         Obituaries in newspapers stated that the liberal three-term Senate Democrat was best known for his environmental work that included the establishment of national parks and recreational areas in Utah.  Moss was also recognized for drafting a series of bill protecting consumers, ranging from mandating labeling on cigarette packages about the health hazards of smoking, banning cigarette advertising on radio and television, to developing minimum safety requirements for automobiles.

           But for me and many of my colleagues in the field of aging, we will always remember Moss as being a true advocate for the nation’s elderly.

           Moss worked closely with President Kennedy, Vice President Lyndon Johnson, who would later become President, Hubert Humphrey and Claude Pepper getting Medicare and Medicaid enacted into law.

          Moreover, Moss will always be remembered for being the driving force behind the establishment of the Senate Special Committee on Aging in 1961.

          He also played a major role in establishing the House Committee on Aging with the late Rep. Claude Pepper.  The two special committees would later put the spotlight on aging policy issues, generating both the public and political will to bring about the needed policy changes.

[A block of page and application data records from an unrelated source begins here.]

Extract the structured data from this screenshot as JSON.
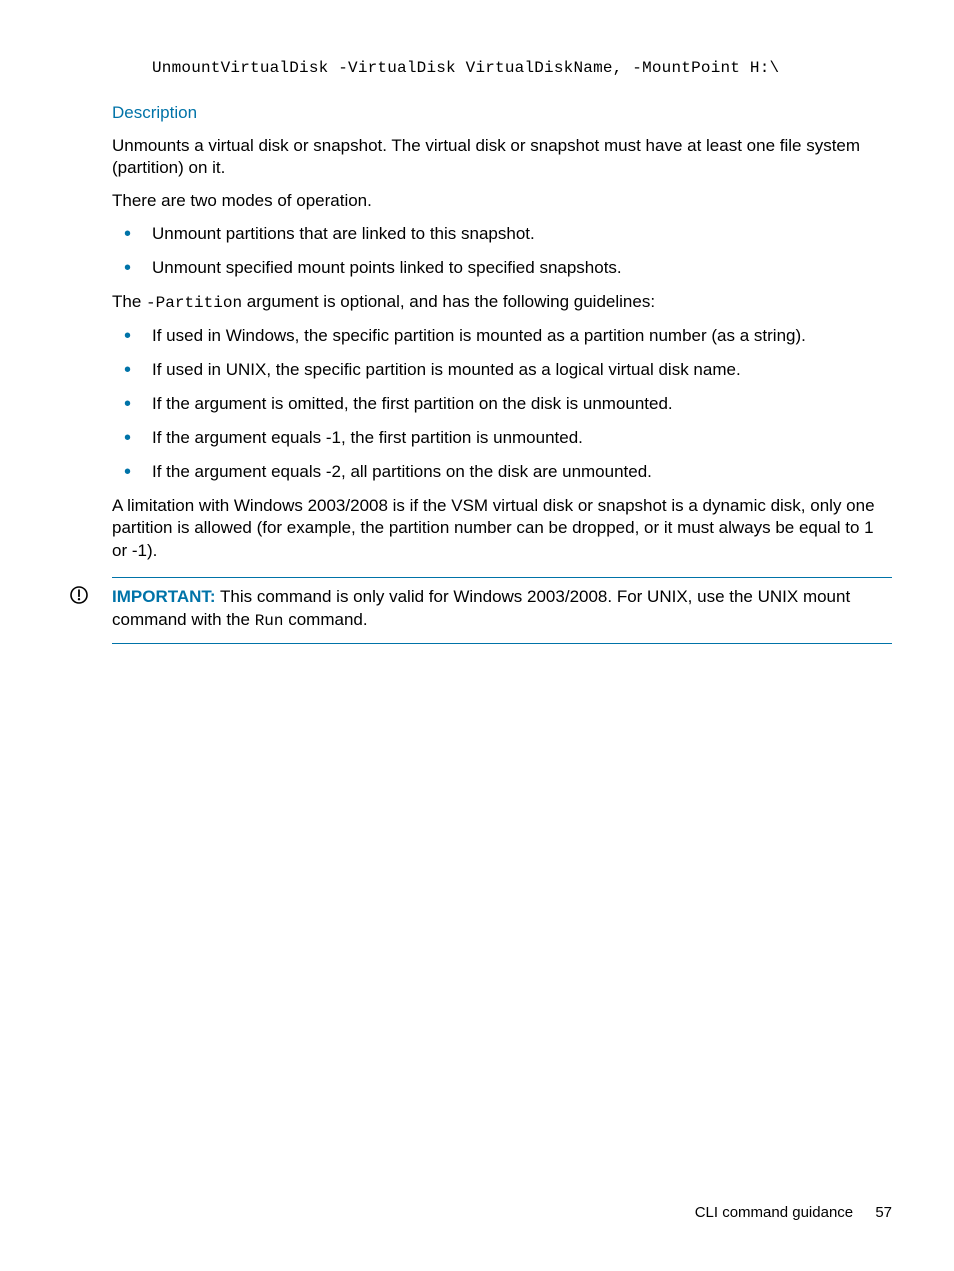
{
  "codeLine": "UnmountVirtualDisk -VirtualDisk VirtualDiskName, -MountPoint H:\\",
  "descriptionHeading": "Description",
  "para1": "Unmounts a virtual disk or snapshot. The virtual disk or snapshot must have at least one file system (partition) on it.",
  "para2": "There are two modes of operation.",
  "modes": [
    "Unmount partitions that are linked to this snapshot.",
    "Unmount specified mount points linked to specified snapshots."
  ],
  "partitionArg": {
    "prefix": "The ",
    "mono": "-Partition",
    "suffix": " argument is optional, and has the following guidelines:"
  },
  "guidelines": [
    "If used in Windows, the specific partition is mounted as a partition number (as a string).",
    "If used in UNIX, the specific partition is mounted as a logical virtual disk name.",
    "If the argument is omitted, the first partition on the disk is unmounted.",
    "If the argument equals -1, the first partition is unmounted.",
    "If the argument equals -2, all partitions on the disk are unmounted."
  ],
  "limitation": "A limitation with Windows 2003/2008 is if the VSM virtual disk or snapshot is a dynamic disk, only one partition is allowed (for example, the partition number can be dropped, or it must always be equal to 1 or -1).",
  "important": {
    "label": "IMPORTANT:",
    "prefix": "   This command is only valid for Windows 2003/2008. For UNIX, use the UNIX mount command with the ",
    "mono": "Run",
    "suffix": " command."
  },
  "footer": {
    "section": "CLI command guidance",
    "page": "57"
  }
}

          Throughout his Senate Career, in addition to authoring legislation that would require federal minimum standards for nursing homes and helping to create  the Medicare and Medicaid home health care benefits. Moss held the first hearing on hospice care and introduced legislation authorizing payment for hospice care.

           More than 40 years ago, the Special Committee on Aging, chaired by Moss, began to hold a series of hearing s on nursing homes.  It became extremely clear to his committee through its hearings, generating 1,300 pages of testimony, that both nursing home standards and enforcement by state regulatory agencies varied drastically.  Moss noted that these hearings helped to shape the Medicare and Medicaid programs, and that they also lead to series of reforms in 1967.

         Ultimately, a series of 30 hearings held between 1969 and 1976 eventually lead to the publication of a 12-volume report, entitled “Nursing Home Care in the United States: Failure in Public Policy.”

        In 1977, Moss, with coauthor Val Halmandaris (who at the time was responsible for research of the Subcommittee of Long-Term Care, but now serves as executive director of the National Association of Home Care) wrote “Too Old, Too Sick, Too Bad: Nursing Homes in America,” detailing the plight of America’s elderly.

       More than 10 years later, in a 1998 speech to the National Council on Aging, Moss expressed his concerns that American’s elderly were losing ground from all the gains they had achieved in the late 1960s and 1970s.  Congress has yet to enact a pharmaceutical drug program to put the brakes on spiraling drug costs.  Elder abuse is still running rampant throughout the nation.  Medicare expenditures are being slashed to nursing homes, home and hospice care.

        It is now time for Congress to get serious about tackling the multitude of problems thrust upon the nation by an aging society.  Moss’ advocacy comment to the nation’s elderly will be sorely missed, and his shoes will be hard to fill.

        Herb Weiss is a Pawtucket-based freelance writer who writes about aging, health care and medical issues.  He can be reached at hweissri@aol.com.